Summary: Continuous and Discrete Adjoints to the Euler
Equations for Fluids
April 8, 2011
Adjoints are used in optimization to speed-up computations, simplify
optimality conditions or compute sensitivities. Because time is reversed
in adjoint equations with first order time derivatives, boundary conditions
and transmission conditions through shocks can be difficult to understand.
In this article we analyze the adjoint equations that arise in the context
of compressible flows governed by the Euler equations of fluid dynamics.
We show that the continuous adjoints and the discrete adjoints computed
by automatic differentiation agree numerically; in particular the adjoint is
found to be continuous at the shocks and usually discontinuous at contact
discontinuities by both.
In optimization adjoints greatly speed-up computations; the technique has been
used extensively in CFD for optimal control problems and shape optimization

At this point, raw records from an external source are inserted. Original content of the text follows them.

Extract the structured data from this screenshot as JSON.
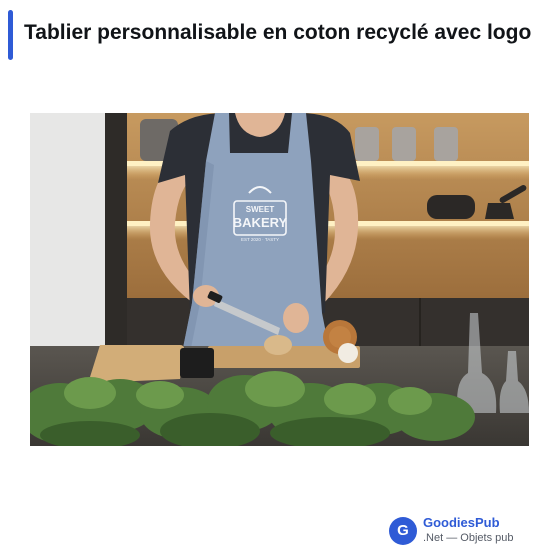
{
  "header": {
    "title": "Tablier personnalisable en coton recyclé avec logo"
  },
  "product_image": {
    "alt": "Tablier bleu chambray avec logo Sweet Bakery porté par une personne coupant des oignons en cuisine",
    "apron_logo": {
      "line1": "SWEET",
      "line2": "BAKERY",
      "line3": "EST 2020 · TASTY"
    },
    "colors": {
      "apron": "#8ea2bd",
      "shirt": "#2c2f36",
      "wood": "#b98e5a"
    }
  },
  "brand": {
    "logo_letter": "G",
    "name": "GoodiesPub",
    "tagline": ".Net — Objets pub",
    "color": "#2f5bd6"
  }
}
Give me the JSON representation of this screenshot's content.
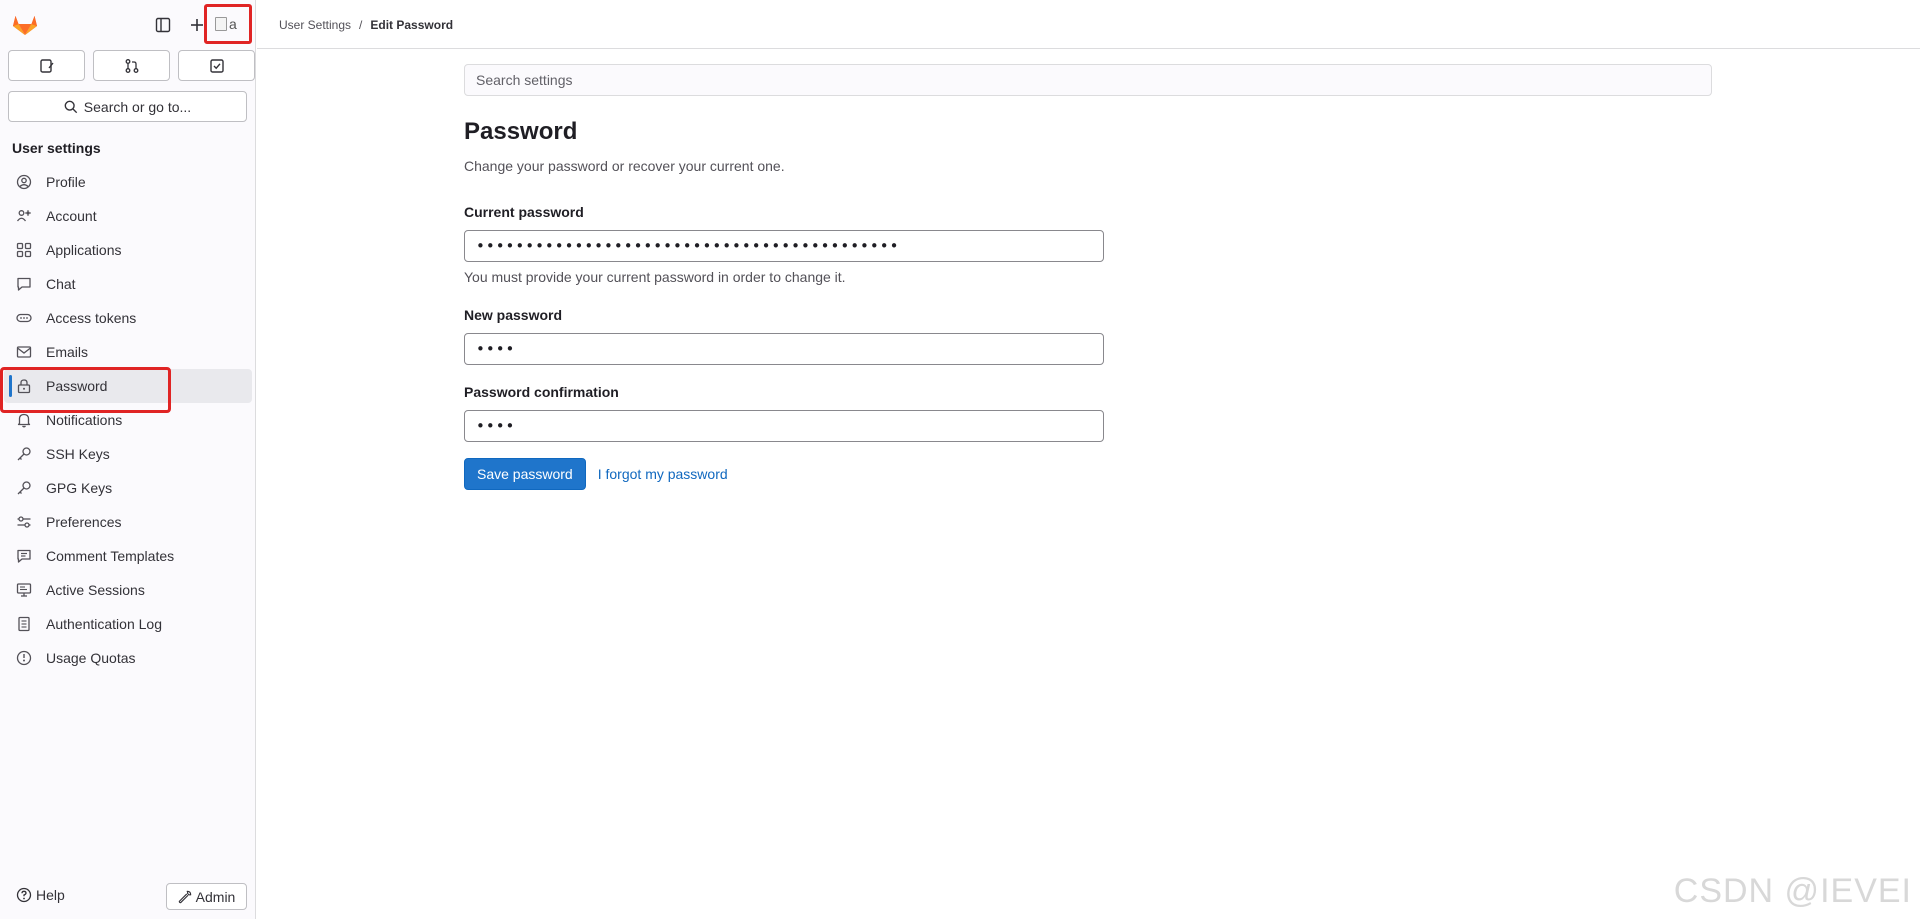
{
  "header": {
    "breadcrumb": {
      "parent": "User Settings",
      "separator": "/",
      "current": "Edit Password"
    }
  },
  "sidebar": {
    "logo_icon": "gitlab-tanuki-icon",
    "top_icons": [
      "sidebar-toggle-icon",
      "plus-icon"
    ],
    "avatar_alt": "a",
    "quick_actions": [
      "issues-icon",
      "merge-requests-icon",
      "todos-icon"
    ],
    "search_label": "Search or go to...",
    "section_title": "User settings",
    "items": [
      {
        "label": "Profile",
        "icon": "profile-icon"
      },
      {
        "label": "Account",
        "icon": "account-icon"
      },
      {
        "label": "Applications",
        "icon": "applications-icon"
      },
      {
        "label": "Chat",
        "icon": "chat-icon"
      },
      {
        "label": "Access tokens",
        "icon": "token-icon"
      },
      {
        "label": "Emails",
        "icon": "mail-icon"
      },
      {
        "label": "Password",
        "icon": "lock-icon",
        "active": true
      },
      {
        "label": "Notifications",
        "icon": "bell-icon"
      },
      {
        "label": "SSH Keys",
        "icon": "key-icon"
      },
      {
        "label": "GPG Keys",
        "icon": "key-icon"
      },
      {
        "label": "Preferences",
        "icon": "preferences-icon"
      },
      {
        "label": "Comment Templates",
        "icon": "comment-icon"
      },
      {
        "label": "Active Sessions",
        "icon": "monitor-icon"
      },
      {
        "label": "Authentication Log",
        "icon": "log-icon"
      },
      {
        "label": "Usage Quotas",
        "icon": "quota-icon"
      }
    ],
    "help_label": "Help",
    "admin_label": "Admin"
  },
  "main": {
    "search_placeholder": "Search settings",
    "title": "Password",
    "description": "Change your password or recover your current one.",
    "current_password": {
      "label": "Current password",
      "value": "•••••••••••••••••••••••••••••••••••••••••••",
      "help": "You must provide your current password in order to change it."
    },
    "new_password": {
      "label": "New password",
      "value": "••••"
    },
    "password_confirmation": {
      "label": "Password confirmation",
      "value": "••••"
    },
    "save_label": "Save password",
    "forgot_label": "I forgot my password"
  },
  "colors": {
    "primary": "#1f75cb",
    "link": "#1068bf",
    "highlight_border": "#e02424"
  },
  "watermark": "CSDN @IEVEI"
}
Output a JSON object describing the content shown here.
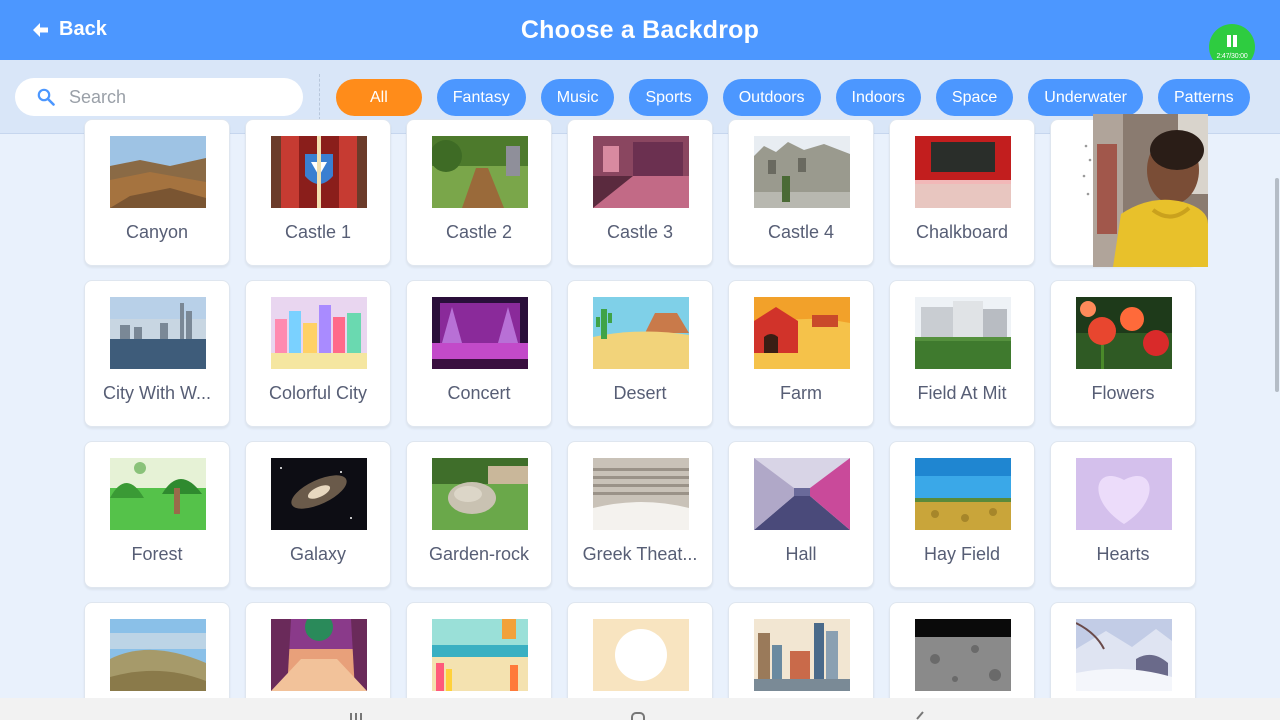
{
  "header": {
    "back_label": "Back",
    "title": "Choose a Backdrop",
    "recorder_time": "2:47/30:00"
  },
  "search": {
    "placeholder": "Search"
  },
  "categories": [
    "All",
    "Fantasy",
    "Music",
    "Sports",
    "Outdoors",
    "Indoors",
    "Space",
    "Underwater",
    "Patterns"
  ],
  "selected_category": "All",
  "backdrops": [
    {
      "label": "Canyon",
      "thumb": "canyon"
    },
    {
      "label": "Castle 1",
      "thumb": "castle1"
    },
    {
      "label": "Castle 2",
      "thumb": "castle2"
    },
    {
      "label": "Castle 3",
      "thumb": "castle3"
    },
    {
      "label": "Castle 4",
      "thumb": "castle4"
    },
    {
      "label": "Chalkboard",
      "thumb": "chalkboard"
    },
    {
      "label": "",
      "thumb": "dots"
    },
    {
      "label": "City With W...",
      "thumb": "city"
    },
    {
      "label": "Colorful City",
      "thumb": "colorful"
    },
    {
      "label": "Concert",
      "thumb": "concert"
    },
    {
      "label": "Desert",
      "thumb": "desert"
    },
    {
      "label": "Farm",
      "thumb": "farm"
    },
    {
      "label": "Field At Mit",
      "thumb": "field"
    },
    {
      "label": "Flowers",
      "thumb": "flowers"
    },
    {
      "label": "Forest",
      "thumb": "forest"
    },
    {
      "label": "Galaxy",
      "thumb": "galaxy"
    },
    {
      "label": "Garden-rock",
      "thumb": "garden"
    },
    {
      "label": "Greek Theat...",
      "thumb": "greek"
    },
    {
      "label": "Hall",
      "thumb": "hall"
    },
    {
      "label": "Hay Field",
      "thumb": "hay"
    },
    {
      "label": "Hearts",
      "thumb": "hearts"
    },
    {
      "label": "",
      "thumb": "hill"
    },
    {
      "label": "",
      "thumb": "jungle"
    },
    {
      "label": "",
      "thumb": "beach"
    },
    {
      "label": "",
      "thumb": "circle"
    },
    {
      "label": "",
      "thumb": "nyc"
    },
    {
      "label": "",
      "thumb": "moon"
    },
    {
      "label": "",
      "thumb": "winter"
    }
  ],
  "colors": {
    "header": "#4c97ff",
    "chip": "#4c97ff",
    "chip_active": "#ff8c1a",
    "background": "#e9f1fc",
    "recorder": "#2ecc40"
  },
  "icons": [
    "back-arrow-icon",
    "search-icon",
    "pause-icon"
  ]
}
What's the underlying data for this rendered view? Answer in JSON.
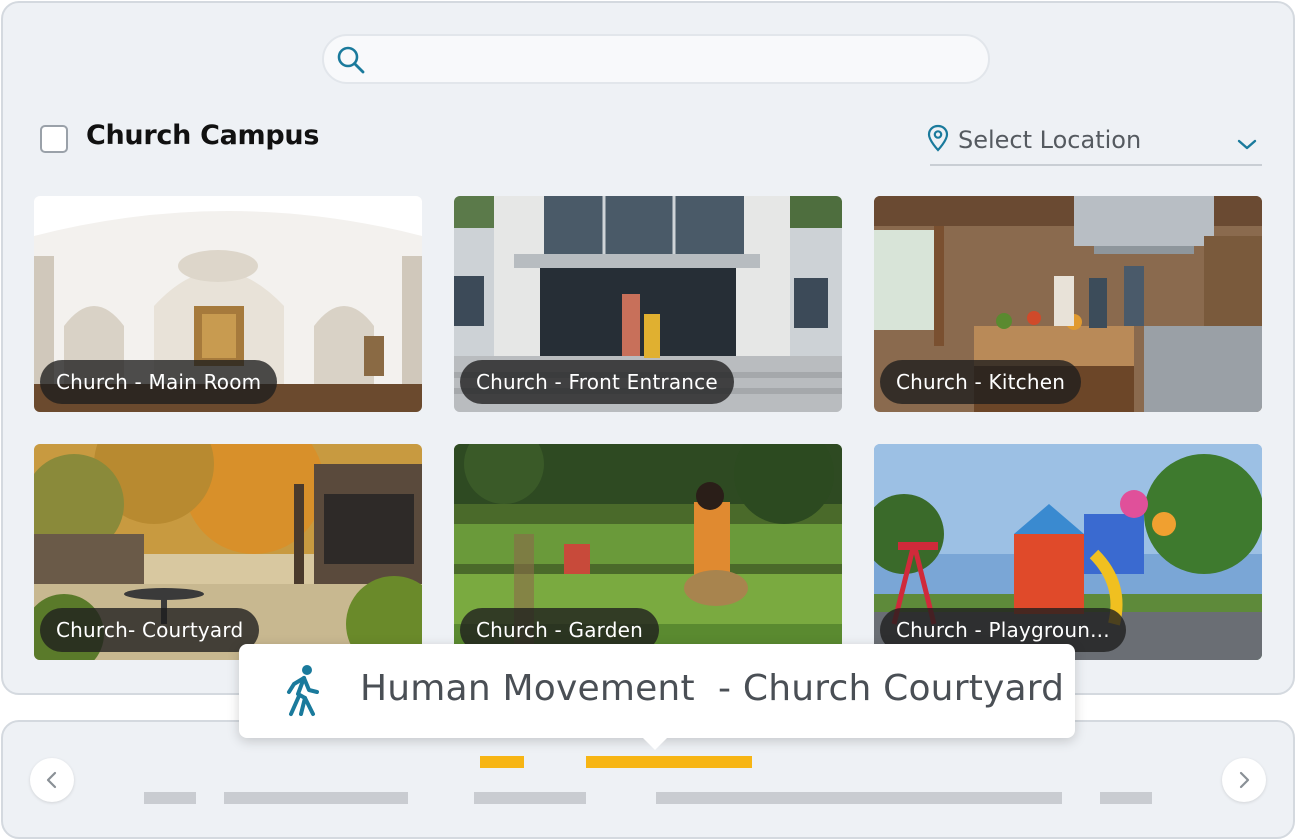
{
  "search": {
    "placeholder": "",
    "value": ""
  },
  "header": {
    "campus_label": "Church Campus",
    "checkbox_checked": false
  },
  "location_select": {
    "label": "Select Location"
  },
  "cards": [
    {
      "caption": "Church -  Main Room"
    },
    {
      "caption": "Church - Front Entrance"
    },
    {
      "caption": "Church - Kitchen"
    },
    {
      "caption": "Church- Courtyard"
    },
    {
      "caption": "Church - Garden"
    },
    {
      "caption": "Church - Playgroun..."
    }
  ],
  "tooltip": {
    "icon": "walking-person-icon",
    "text": "Human Movement  - Church Courtyard"
  },
  "timeline": {
    "prev_icon": "chevron-left-icon",
    "next_icon": "chevron-right-icon"
  },
  "colors": {
    "accent": "#1a7a9c",
    "event_bar": "#f7b514",
    "track_bar": "#c9ccd1"
  }
}
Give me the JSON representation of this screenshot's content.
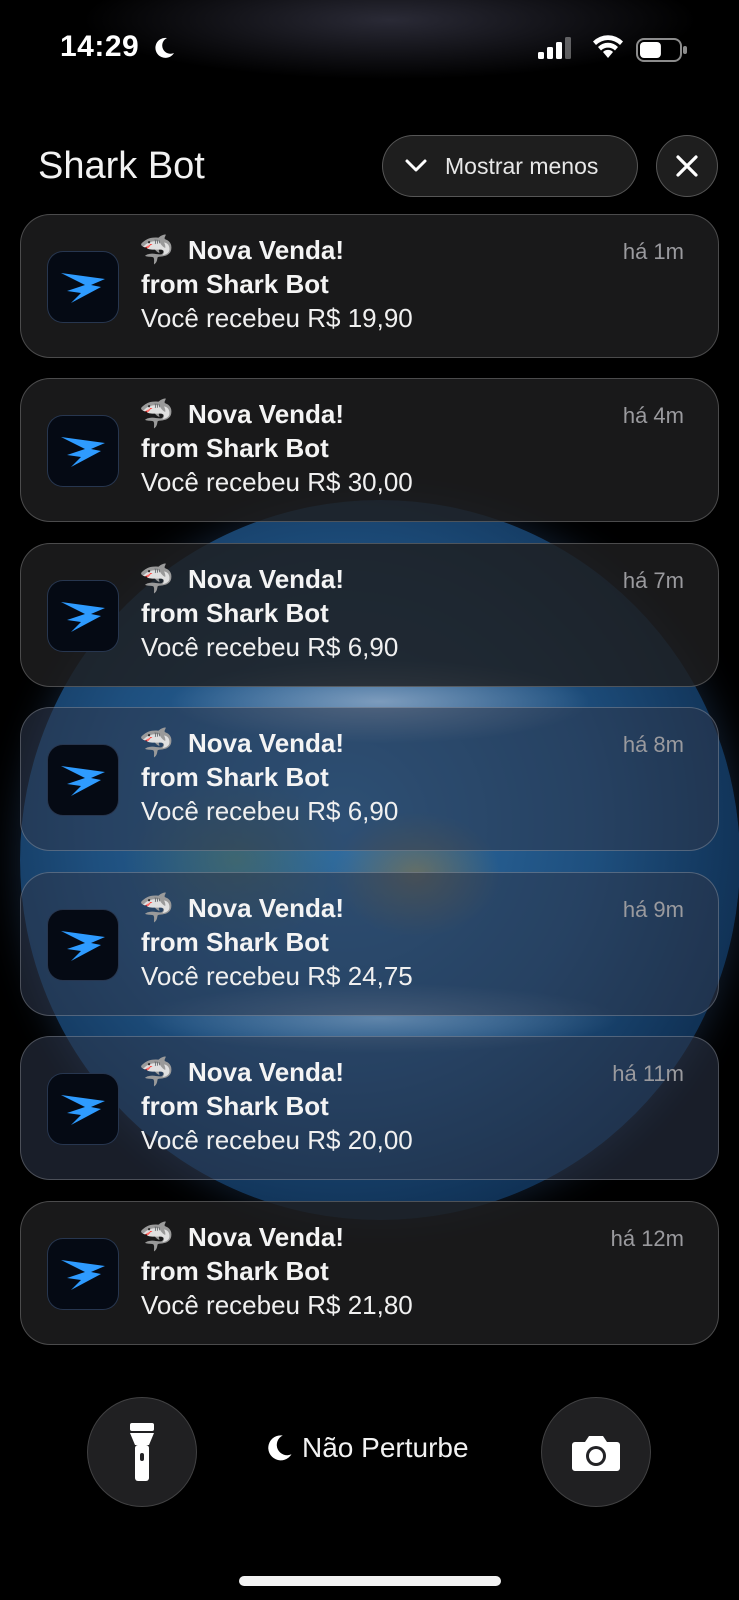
{
  "status_bar": {
    "time": "14:29",
    "battery_level": 0.55
  },
  "group": {
    "title": "Shark Bot",
    "show_less_label": "Mostrar menos"
  },
  "notifications": [
    {
      "emoji": "🦈",
      "title": "Nova Venda!",
      "subtitle": "from Shark Bot",
      "body": "Você recebeu R$ 19,90",
      "time": "há 1m"
    },
    {
      "emoji": "🦈",
      "title": "Nova Venda!",
      "subtitle": "from Shark Bot",
      "body": "Você recebeu R$ 30,00",
      "time": "há 4m"
    },
    {
      "emoji": "🦈",
      "title": "Nova Venda!",
      "subtitle": "from Shark Bot",
      "body": "Você recebeu R$ 6,90",
      "time": "há 7m"
    },
    {
      "emoji": "🦈",
      "title": "Nova Venda!",
      "subtitle": "from Shark Bot",
      "body": "Você recebeu R$ 6,90",
      "time": "há 8m"
    },
    {
      "emoji": "🦈",
      "title": "Nova Venda!",
      "subtitle": "from Shark Bot",
      "body": "Você recebeu R$ 24,75",
      "time": "há 9m"
    },
    {
      "emoji": "🦈",
      "title": "Nova Venda!",
      "subtitle": "from Shark Bot",
      "body": "Você recebeu R$ 20,00",
      "time": "há 11m"
    },
    {
      "emoji": "🦈",
      "title": "Nova Venda!",
      "subtitle": "from Shark Bot",
      "body": "Você recebeu R$ 21,80",
      "time": "há 12m"
    }
  ],
  "bottom": {
    "dnd_label": "Não Perturbe"
  },
  "colors": {
    "app_icon_accent": "#2e9bff",
    "background": "#000000"
  },
  "icons": [
    "moon-icon",
    "cellular-signal-icon",
    "wifi-icon",
    "battery-icon",
    "chevron-down-icon",
    "close-icon",
    "shark-bot-app-icon",
    "flashlight-icon",
    "camera-icon"
  ]
}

(see [12, 14, 15, 20, 10] and their bibliographies). Because time is reversed in